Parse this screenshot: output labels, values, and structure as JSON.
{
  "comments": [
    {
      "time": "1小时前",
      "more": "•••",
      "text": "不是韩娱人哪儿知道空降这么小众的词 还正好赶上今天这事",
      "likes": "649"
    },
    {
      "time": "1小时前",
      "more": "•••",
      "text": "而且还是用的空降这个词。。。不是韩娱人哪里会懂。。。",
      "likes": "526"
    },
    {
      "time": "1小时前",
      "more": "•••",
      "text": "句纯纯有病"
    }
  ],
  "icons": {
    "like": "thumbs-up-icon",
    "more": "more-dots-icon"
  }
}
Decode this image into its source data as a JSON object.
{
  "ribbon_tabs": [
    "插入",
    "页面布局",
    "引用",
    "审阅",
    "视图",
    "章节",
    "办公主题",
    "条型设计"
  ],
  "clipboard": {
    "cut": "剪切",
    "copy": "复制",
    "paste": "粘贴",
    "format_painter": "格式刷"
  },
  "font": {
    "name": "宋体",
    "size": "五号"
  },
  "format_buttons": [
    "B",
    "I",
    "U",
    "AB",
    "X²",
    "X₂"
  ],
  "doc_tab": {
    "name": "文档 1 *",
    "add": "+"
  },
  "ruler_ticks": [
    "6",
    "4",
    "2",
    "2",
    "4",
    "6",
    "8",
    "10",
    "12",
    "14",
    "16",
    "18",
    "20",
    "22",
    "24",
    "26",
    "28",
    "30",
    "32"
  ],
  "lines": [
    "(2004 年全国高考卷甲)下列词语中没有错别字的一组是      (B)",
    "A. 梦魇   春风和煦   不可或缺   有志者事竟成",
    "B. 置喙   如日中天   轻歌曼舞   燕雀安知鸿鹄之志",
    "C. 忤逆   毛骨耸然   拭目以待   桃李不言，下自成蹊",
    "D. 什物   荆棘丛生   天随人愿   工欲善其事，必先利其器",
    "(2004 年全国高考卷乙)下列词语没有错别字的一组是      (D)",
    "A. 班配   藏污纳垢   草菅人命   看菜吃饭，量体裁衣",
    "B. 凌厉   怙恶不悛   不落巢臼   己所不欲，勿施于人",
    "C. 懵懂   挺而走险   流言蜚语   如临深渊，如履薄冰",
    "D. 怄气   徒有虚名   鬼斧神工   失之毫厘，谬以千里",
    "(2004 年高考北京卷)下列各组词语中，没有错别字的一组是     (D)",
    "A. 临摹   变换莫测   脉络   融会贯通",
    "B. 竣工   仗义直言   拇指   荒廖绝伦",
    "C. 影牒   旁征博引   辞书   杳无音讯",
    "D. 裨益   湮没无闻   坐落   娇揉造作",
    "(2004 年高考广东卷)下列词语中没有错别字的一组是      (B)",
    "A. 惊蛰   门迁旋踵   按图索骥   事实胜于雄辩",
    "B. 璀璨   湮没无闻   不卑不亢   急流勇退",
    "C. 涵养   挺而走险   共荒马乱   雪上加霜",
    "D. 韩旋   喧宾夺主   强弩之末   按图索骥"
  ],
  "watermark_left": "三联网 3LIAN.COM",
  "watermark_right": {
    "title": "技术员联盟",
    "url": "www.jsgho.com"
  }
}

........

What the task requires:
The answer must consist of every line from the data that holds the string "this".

Your solution:
Parse this screenshot: output labels, values, and structure as JSON.
Decode this image into its source data as a JSON object.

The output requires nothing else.